Perfumes the axe that fells it to the ground;
Some through their tortured trunks a balm supply,
And to give life to their destroyer—die;
Last night a friend shared a video from Therapy Social Media. In it, a doe-eyed brainfluencer presents this scenario: You’re standing in the middle of the road and a truck is barrelling directly toward you. Take a moment to imagine what you would feel in this situation.
If you experience fear or shock, that’s normal and healthy. If you think, “I would jump out of the way,” you are, in a sense, avoiding the assignment.
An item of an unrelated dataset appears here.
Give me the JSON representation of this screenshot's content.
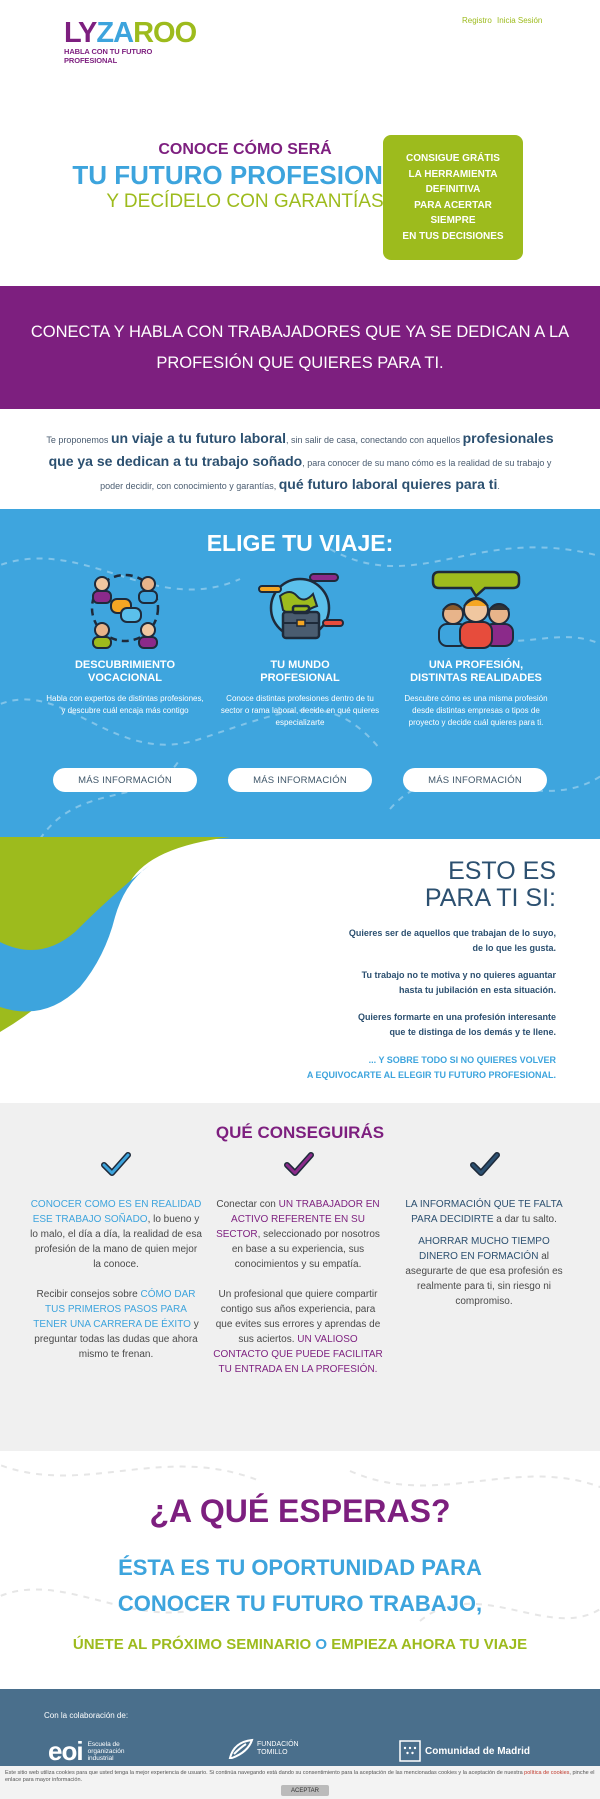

The request is to imagine what you would feel.
“It’s OK to feel your feelings.” For a jive-talking robot like me, this platitude is new programming. I’m more likely to take action, make a plan, talk (boy, do I love to talk), or buy something on relentless.com than to slow down and feel.
E-mo′tion, noun. A moving of the mind or soul; excitement of the feelings, whether pleasing or painful; disturbance or agitation of mind caused by a specific exciting cause and manifested by some sensible effect on the body.
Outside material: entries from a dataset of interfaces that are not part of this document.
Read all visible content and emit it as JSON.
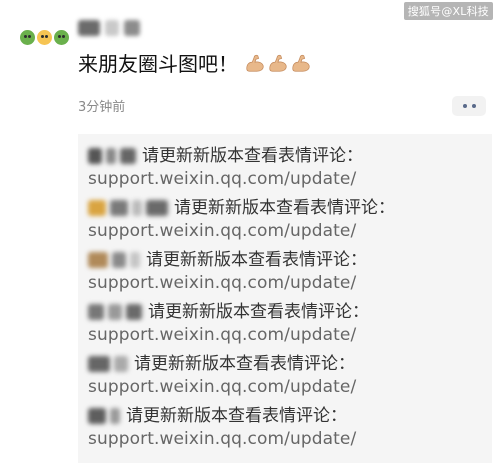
{
  "watermark": "搜狐号@XL科技",
  "post": {
    "text": "来朋友圈斗图吧！",
    "emoji": [
      "flexed-biceps-icon",
      "flexed-biceps-icon",
      "flexed-biceps-icon"
    ],
    "time": "3分钟前"
  },
  "comments": [
    {
      "text": "请更新新版本查看表情评论：",
      "link": "support.weixin.qq.com/update/"
    },
    {
      "text": "请更新新版本查看表情评论：",
      "link": "support.weixin.qq.com/update/"
    },
    {
      "text": "请更新新版本查看表情评论：",
      "link": "support.weixin.qq.com/update/"
    },
    {
      "text": "请更新新版本查看表情评论：",
      "link": "support.weixin.qq.com/update/"
    },
    {
      "text": "请更新新版本查看表情评论：",
      "link": "support.weixin.qq.com/update/"
    },
    {
      "text": "请更新新版本查看表情评论：",
      "link": "support.weixin.qq.com/update/"
    }
  ],
  "colors": {
    "comment_bg": "#f5f5f5",
    "time": "#8a8a8a",
    "more_dots": "#5a6a8a"
  }
}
We humans (I admit, I’m not a robot) have had emotions longer than we have had words, trucks, or therapists. It helps me to think of emotion as the beginning of a wordless dialogue between my body and my mind.
And when I feel the urge to resist emotion, to act, to dodge the truck, I try to ask, “what is my body trying to let me know?”
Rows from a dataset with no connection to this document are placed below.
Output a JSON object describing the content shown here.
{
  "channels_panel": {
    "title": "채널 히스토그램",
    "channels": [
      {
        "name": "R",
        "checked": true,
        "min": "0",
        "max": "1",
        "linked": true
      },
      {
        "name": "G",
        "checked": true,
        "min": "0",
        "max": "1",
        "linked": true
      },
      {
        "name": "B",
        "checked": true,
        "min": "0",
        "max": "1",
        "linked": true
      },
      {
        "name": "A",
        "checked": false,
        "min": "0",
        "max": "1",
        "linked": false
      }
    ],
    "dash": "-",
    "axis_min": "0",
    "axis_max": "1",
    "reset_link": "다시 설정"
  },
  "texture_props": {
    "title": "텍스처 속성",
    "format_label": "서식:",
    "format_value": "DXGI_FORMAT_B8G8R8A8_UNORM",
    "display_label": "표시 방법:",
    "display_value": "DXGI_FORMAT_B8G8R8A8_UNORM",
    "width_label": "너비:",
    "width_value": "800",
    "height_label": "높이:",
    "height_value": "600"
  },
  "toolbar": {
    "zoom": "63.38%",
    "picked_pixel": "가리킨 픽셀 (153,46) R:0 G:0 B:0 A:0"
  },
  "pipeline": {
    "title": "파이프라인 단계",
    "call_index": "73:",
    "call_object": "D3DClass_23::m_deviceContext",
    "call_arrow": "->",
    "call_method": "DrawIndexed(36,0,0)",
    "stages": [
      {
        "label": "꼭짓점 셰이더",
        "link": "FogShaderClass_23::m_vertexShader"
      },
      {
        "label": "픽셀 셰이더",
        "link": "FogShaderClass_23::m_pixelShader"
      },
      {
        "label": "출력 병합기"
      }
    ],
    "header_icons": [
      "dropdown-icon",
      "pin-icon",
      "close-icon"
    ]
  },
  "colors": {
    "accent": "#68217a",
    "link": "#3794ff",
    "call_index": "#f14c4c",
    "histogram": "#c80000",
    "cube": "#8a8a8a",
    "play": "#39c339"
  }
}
I used to call them “antidotes” but now I call them elixirs, inspired by this definition:
Elixirs are not meant to “solve” an emotion; they are its refined spirit. They are also a means to transmogrify emotion, through feeling, into something that is simultaneously its essence and something new altogether. The way a seed is a lilac and the dead land from which it springs. The way a sandalwood tree “perfumes the axe” that fells it, a poetic portmanteau of creation and destruction. Like mental health TikTok it’s a bit of an oxymoron, but that’s the realm in which emotions dwell.